» **Problem to work on**
What you output must match the entries exactly, apart from the pictures, which are left out.

» **Data section**
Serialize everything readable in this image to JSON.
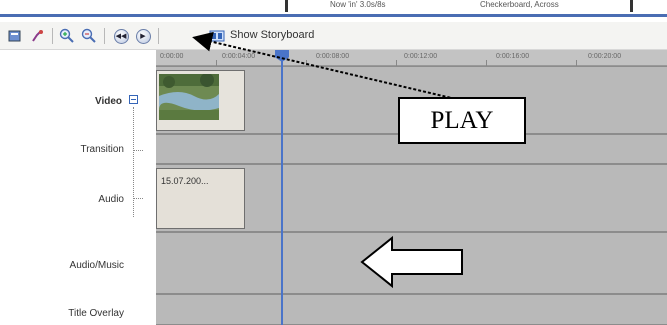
{
  "top_tabs": [
    "Now 'in' 3.0s/8s",
    "Checkerboard, Across"
  ],
  "toolbar": {
    "show_storyboard_label": "Show Storyboard"
  },
  "ruler_labels": [
    "0:00:00",
    "0:00:04:00",
    "0:00:08:00",
    "0:00:12:00",
    "0:00:16:00",
    "0:00:20:00"
  ],
  "tracks": {
    "video": "Video",
    "transition": "Transition",
    "audio": "Audio",
    "audio_music": "Audio/Music",
    "title_overlay": "Title Overlay"
  },
  "audio_clip_label": "15.07.200...",
  "annotation": {
    "play_label": "PLAY"
  },
  "colors": {
    "playhead": "#4a74c9",
    "lane": "#b9b9b9",
    "toolbar_bg": "#f4f4f2"
  }
}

» **Task result**
Serialize everything readable in this image to JSON.
{
  "top_tabs": [
    "Now 'in' 3.0s/8s",
    "Checkerboard, Across"
  ],
  "toolbar": {
    "show_storyboard_label": "Show Storyboard"
  },
  "ruler_labels": [
    "0:00:00",
    "0:00:04:00",
    "0:00:08:00",
    "0:00:12:00",
    "0:00:16:00",
    "0:00:20:00"
  ],
  "tracks": {
    "video": "Video",
    "transition": "Transition",
    "audio": "Audio",
    "audio_music": "Audio/Music",
    "title_overlay": "Title Overlay"
  },
  "audio_clip_label": "15.07.200...",
  "annotation": {
    "play_label": "PLAY"
  },
  "colors": {
    "playhead": "#4a74c9",
    "lane": "#b9b9b9",
    "toolbar_bg": "#f4f4f2"
  }
}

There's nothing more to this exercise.